Welcome to our new section, Thrive on Campus, devoted to covering the urgent issue of mental health among college and university students from all angles. If you are a college student, we invite you to apply to be an Editor-at-Large, or to simply contribute (please tag your pieces ThriveOnCampus.) We welcome faculty, clinicians and graduates to contribute as well. Read more here.

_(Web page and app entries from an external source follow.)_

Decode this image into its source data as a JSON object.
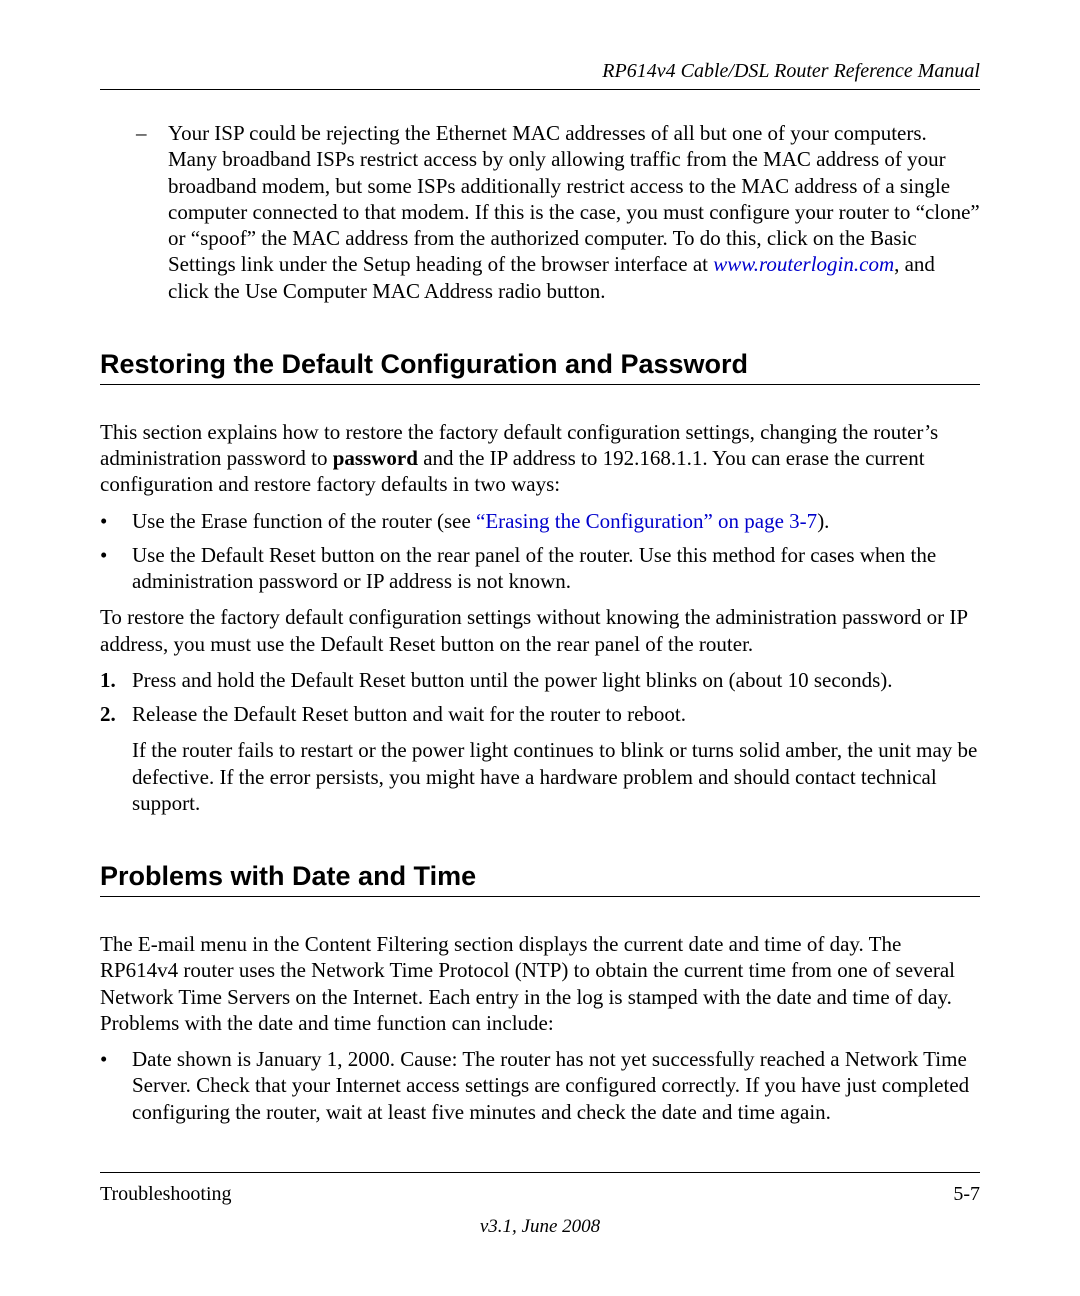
{
  "header": {
    "title": "RP614v4 Cable/DSL Router Reference Manual"
  },
  "mac_item": {
    "text_before_link": "Your ISP could be rejecting the Ethernet MAC addresses of all but one of your computers. Many broadband ISPs restrict access by only allowing traffic from the MAC address of your broadband modem, but some ISPs additionally restrict access to the MAC address of a single computer connected to that modem. If this is the case, you must configure your router to “clone” or “spoof” the MAC address from the authorized computer. To do this, click on the Basic Settings link under the Setup heading of the browser interface at ",
    "link": "www.routerlogin.com",
    "text_after_link": ", and click the Use Computer MAC Address radio button."
  },
  "section1": {
    "heading": "Restoring the Default Configuration and Password",
    "intro_before_bold": "This section explains how to restore the factory default configuration settings, changing the router’s administration password to ",
    "intro_bold": "password",
    "intro_after_bold": " and the IP address to 192.168.1.1. You can erase the current configuration and restore factory defaults in two ways:",
    "bullet1_before_link": "Use the Erase function of the router (see ",
    "bullet1_link": "“Erasing the Configuration” on page 3-7",
    "bullet1_after_link": ").",
    "bullet2": "Use the Default Reset button on the rear panel of the router. Use this method for cases when the administration password or IP address is not known.",
    "para2": "To restore the factory default configuration settings without knowing the administration password or IP address, you must use the Default Reset button on the rear panel of the router.",
    "step1_num": "1.",
    "step1": "Press and hold the Default Reset button until the power light blinks on (about 10 seconds).",
    "step2_num": "2.",
    "step2": "Release the Default Reset button and wait for the router to reboot.",
    "step2_extra": "If the router fails to restart or the power light continues to blink or turns solid amber, the unit may be defective. If the error persists, you might have a hardware problem and should contact technical support."
  },
  "section2": {
    "heading": "Problems with Date and Time",
    "intro": "The E-mail menu in the Content Filtering section displays the current date and time of day. The RP614v4 router uses the Network Time Protocol (NTP) to obtain the current time from one of several Network Time Servers on the Internet. Each entry in the log is stamped with the date and time of day. Problems with the date and time function can include:",
    "bullet1": "Date shown is January 1, 2000. Cause: The router has not yet successfully reached a Network Time Server. Check that your Internet access settings are configured correctly. If you have just completed configuring the router, wait at least five minutes and check the date and time again."
  },
  "footer": {
    "left": "Troubleshooting",
    "right": "5-7",
    "version": "v3.1, June 2008"
  }
}
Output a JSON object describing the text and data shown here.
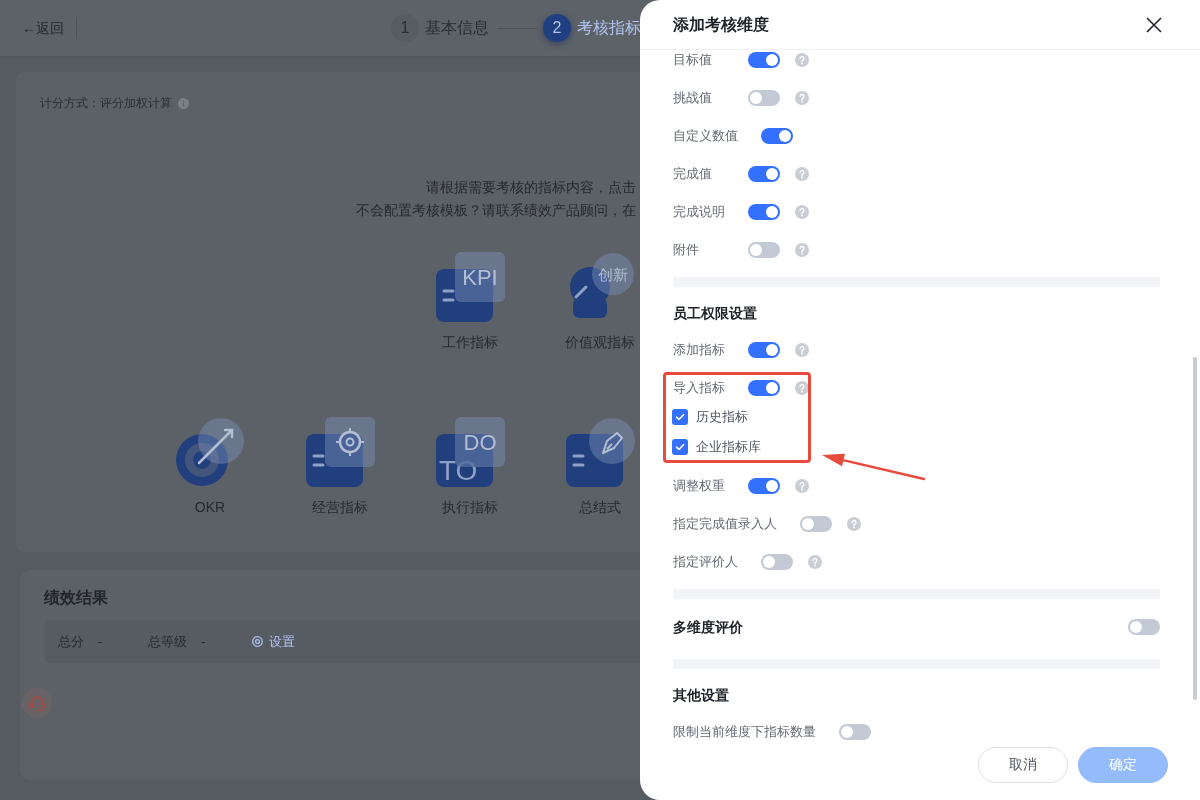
{
  "header": {
    "back": "←返回",
    "steps": [
      {
        "number": "1",
        "label": "基本信息",
        "selected": false
      },
      {
        "number": "2",
        "label": "考核指标",
        "selected": true
      }
    ]
  },
  "template_card": {
    "scoring": "计分方式：评分加权计算",
    "hint_lines": [
      "请根据需要考核的指标内容，点击",
      "不会配置考核模板？请联系绩效产品顾问，在"
    ],
    "rows": [
      [
        "",
        "",
        {
          "kind": "kpi",
          "label": "工作指标",
          "badge_text": "KPI"
        },
        {
          "kind": "values",
          "label": "价值观指标",
          "badge_text": "创新"
        }
      ],
      [
        {
          "kind": "okr",
          "label": "OKR"
        },
        {
          "kind": "business",
          "label": "经营指标"
        },
        {
          "kind": "execution",
          "label": "执行指标",
          "badge_text": "DO",
          "base_text": "TO"
        },
        {
          "kind": "summary",
          "label": "总结式"
        }
      ]
    ]
  },
  "result_card": {
    "title": "绩效结果",
    "fields": [
      {
        "label": "总分",
        "value": "-"
      },
      {
        "label": "总等级",
        "value": "-"
      }
    ],
    "link": "设置"
  },
  "drawer": {
    "title": "添加考核维度",
    "sections": [
      {
        "kind": "list",
        "items": [
          {
            "kind": "switch",
            "label": "目标值",
            "on": true,
            "help": true,
            "highlighted": false
          },
          {
            "kind": "switch",
            "label": "挑战值",
            "on": false,
            "help": true,
            "highlighted": false
          },
          {
            "kind": "switch",
            "label": "自定义数值",
            "on": true,
            "help": false,
            "highlighted": false
          },
          {
            "kind": "switch",
            "label": "完成值",
            "on": true,
            "help": true,
            "highlighted": false
          },
          {
            "kind": "switch",
            "label": "完成说明",
            "on": true,
            "help": true,
            "highlighted": false
          },
          {
            "kind": "switch",
            "label": "附件",
            "on": false,
            "help": true,
            "highlighted": false
          }
        ]
      },
      {
        "kind": "list",
        "title": "员工权限设置",
        "items": [
          {
            "kind": "switch",
            "label": "添加指标",
            "on": true,
            "help": true,
            "highlighted": false
          },
          {
            "kind": "switch",
            "label": "导入指标",
            "on": true,
            "help": true,
            "highlighted": true,
            "children": [
              {
                "kind": "checkbox",
                "label": "历史指标",
                "checked": true
              },
              {
                "kind": "checkbox",
                "label": "企业指标库",
                "checked": true
              }
            ]
          },
          {
            "kind": "switch",
            "label": "调整权重",
            "on": true,
            "help": true,
            "highlighted": false
          },
          {
            "kind": "switch",
            "label": "指定完成值录入人",
            "on": false,
            "help": true,
            "highlighted": false
          },
          {
            "kind": "switch",
            "label": "指定评价人",
            "on": false,
            "help": true,
            "highlighted": false
          }
        ]
      },
      {
        "kind": "inline",
        "title": "多维度评价",
        "on": false
      },
      {
        "kind": "list",
        "title": "其他设置",
        "items": [
          {
            "kind": "switch",
            "label": "限制当前维度下指标数量",
            "on": false,
            "help": false,
            "highlighted": false
          }
        ]
      }
    ],
    "buttons": [
      {
        "kind": "secondary",
        "label": "取消",
        "disabled": false
      },
      {
        "kind": "primary",
        "label": "确定",
        "disabled": true
      }
    ]
  }
}
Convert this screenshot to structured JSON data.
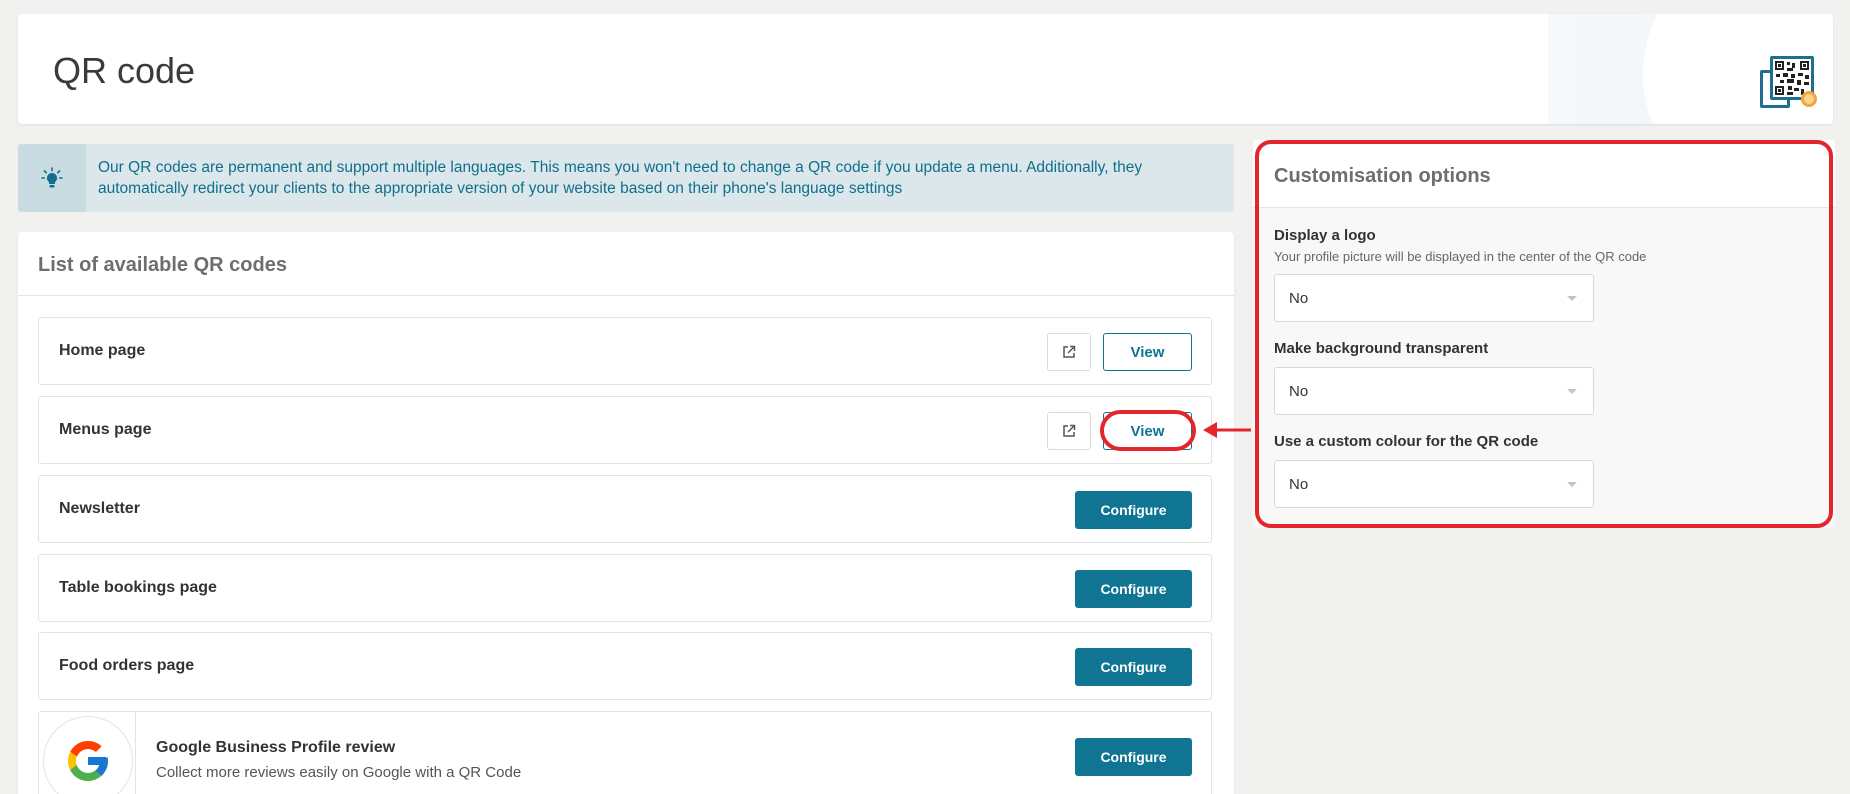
{
  "header": {
    "title": "QR code"
  },
  "info_banner": {
    "text": "Our QR codes are permanent and support multiple languages. This means you won't need to change a QR code if you update a menu. Additionally, they automatically redirect your clients to the appropriate version of your website based on their phone's language settings",
    "icon": "lightbulb-icon"
  },
  "qr_list": {
    "title": "List of available QR codes",
    "rows": [
      {
        "label": "Home page",
        "action": "View"
      },
      {
        "label": "Menus page",
        "action": "View"
      },
      {
        "label": "Newsletter",
        "action": "Configure"
      },
      {
        "label": "Table bookings page",
        "action": "Configure"
      },
      {
        "label": "Food orders page",
        "action": "Configure"
      }
    ],
    "google": {
      "title": "Google Business Profile review",
      "subtitle": "Collect more reviews easily on Google with a QR Code",
      "action": "Configure"
    }
  },
  "customisation": {
    "title": "Customisation options",
    "options": [
      {
        "label": "Display a logo",
        "description": "Your profile picture will be displayed in the center of the QR code",
        "value": "No"
      },
      {
        "label": "Make background transparent",
        "value": "No"
      },
      {
        "label": "Use a custom colour for the QR code",
        "value": "No"
      }
    ]
  },
  "colors": {
    "accent": "#0f7592",
    "annotation": "#e3262b",
    "banner_bg": "#dbe7ea",
    "banner_text": "#0f6f8c"
  }
}
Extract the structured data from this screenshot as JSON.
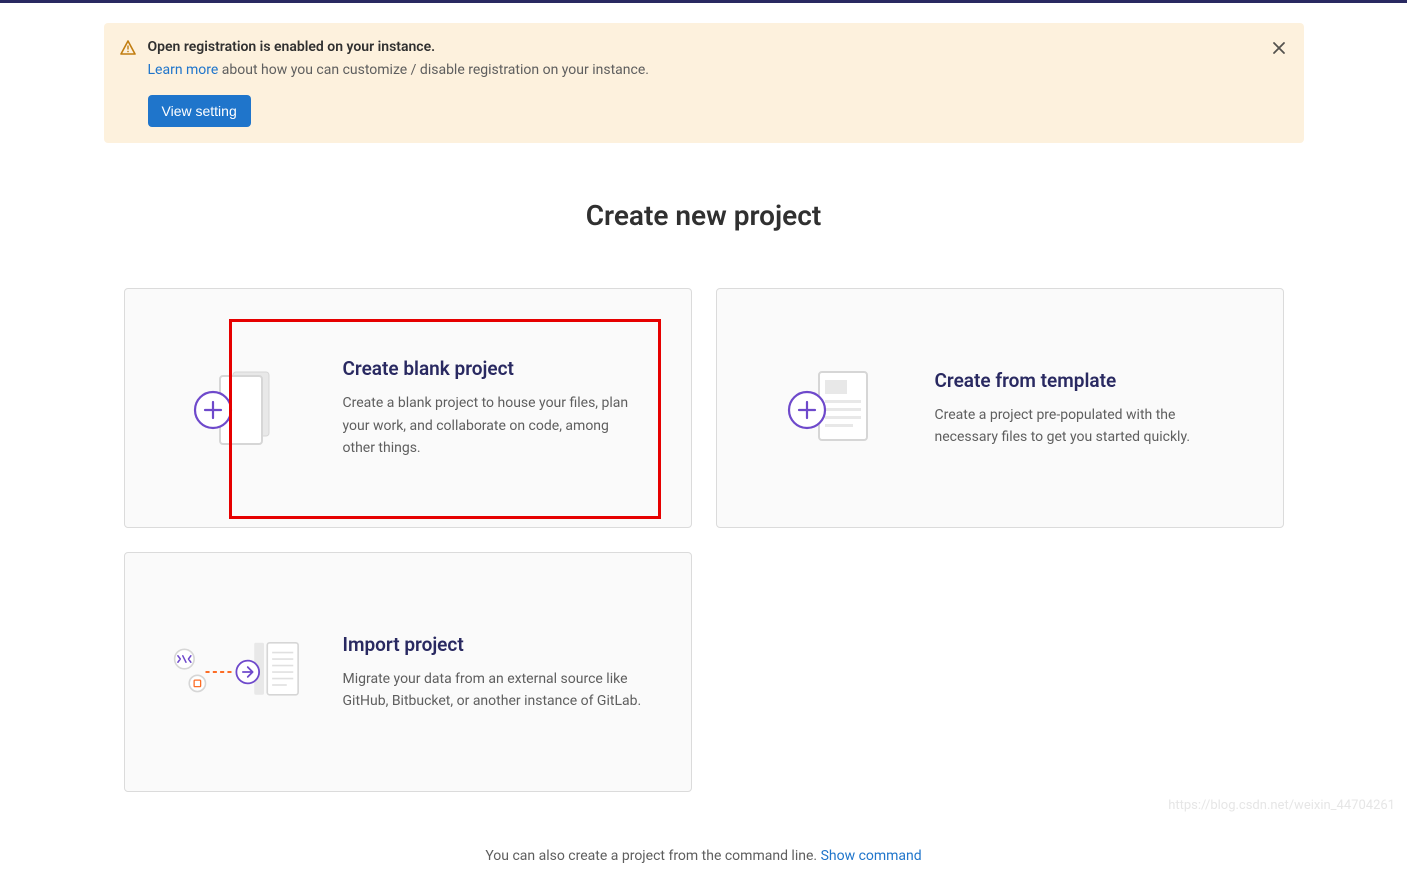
{
  "alert": {
    "title": "Open registration is enabled on your instance.",
    "link_text": "Learn more",
    "rest_text": " about how you can customize / disable registration on your instance.",
    "button_label": "View setting"
  },
  "page": {
    "title": "Create new project"
  },
  "cards": {
    "blank": {
      "title": "Create blank project",
      "desc": "Create a blank project to house your files, plan your work, and collaborate on code, among other things."
    },
    "template": {
      "title": "Create from template",
      "desc": "Create a project pre-populated with the necessary files to get you started quickly."
    },
    "import": {
      "title": "Import project",
      "desc": "Migrate your data from an external source like GitHub, Bitbucket, or another instance of GitLab."
    }
  },
  "footer": {
    "text": "You can also create a project from the command line. ",
    "link_text": "Show command"
  },
  "watermark": "https://blog.csdn.net/weixin_44704261"
}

My name is Lauren Brown and I’m 20 years old. Throughout my life, I have experienced wavering levels of anxiety and depression. About a month ago, I decided to quit my third year as a member of New York University’s Varsity Women’s basketball team, partially because of the heightened anxiety I felt on and off of the court. As I grew up in an environment that valued a misconstrued concept of mental toughness, and found heroism in “overcoming the pain,” it took me a while to recognize the ways in which I’d forced myself to take on an unfamiliar and overly aggressive temperament in an effort to feel powerful and “sane.” Temperament is defined as a manifested state of being. In other words, it is a consistent, and yet, a controllable nature of feeling.
I have found that within the culture of athletics, the concept of mental illness is often seen as a weakness. This is why I believe that it is crucial to voice the normalcy of depression and anxiety, especially for a college athlete. Although I have chosen to pursue my other academic and artistic interests at NYU, I will remain an active advocate for the normalization of mental illness for current student athletes, as well as the athletes who have decided to quit their collegiate sports teams.
Unfortunately, there is an even greater level of disdain that surrounds a player who has decided to step away from the sport that they’d once found the greatest amount of comfort in. Many of us may assume that these players were not mentally tough enough or ready for the intensity of each practice or game, when in reality, this way of thinking will only limit an individual’s ability to empathize with someone who is choosing to leave a piece of themselves that, at one point, reflected almost every aspect of their identity. For these reasons, we must continue to emphasize the importance of perspective, as we push ourselves to understand the fact that every person has a different kind of temperament when dealing with challenges and change.
I lapse into a familiar state of being,
Especially when I feel lonely.
I get sad.
It makes me feel
Homeless in my own home
Irrelevant to a world that loves me
Depleted by daylight and talking.
I stop believing in the person who is nice to me.
It makes me feel
Helpless in moments of crying
Absent to my mindless wondering
Confused by loud noises and complete silence.
As doubt surrounds all that I have ever wanted:
I get cold more easily
Because my mind seems empty
And, my taste feels limiting.
It makes me feel
Common in the rain, when I usually like dancing
Veiled to the abundance of warmth, that I typically find amazing
Curious by ways of survival, while attempting to harness the yearning.
Lost in my own body:
to breathe a breath that’s not as heavy.
I hate when I feel so sad
Because the cold finds me more readily
And, I begin to ache more quickly.
I hate when I feel sad.
So, I search for a mood to keep me moving.
Here are 10 ways to productively adjust to change in routine, relationships and your “new” identity:
- Resist the urge to push away friends and family.
- Be kind to yourself.
- Go to a museum alone.
- Always ask, “why?”
- Routinely talk to the “quiet” person in the room.
- Spontaneously take walks down random streets and paths.
- Make a to-do list.
- Actually do the to-do list.
Subscribe here for all the latest news on how you can keep Thriving.
More on Mental Health on Campus: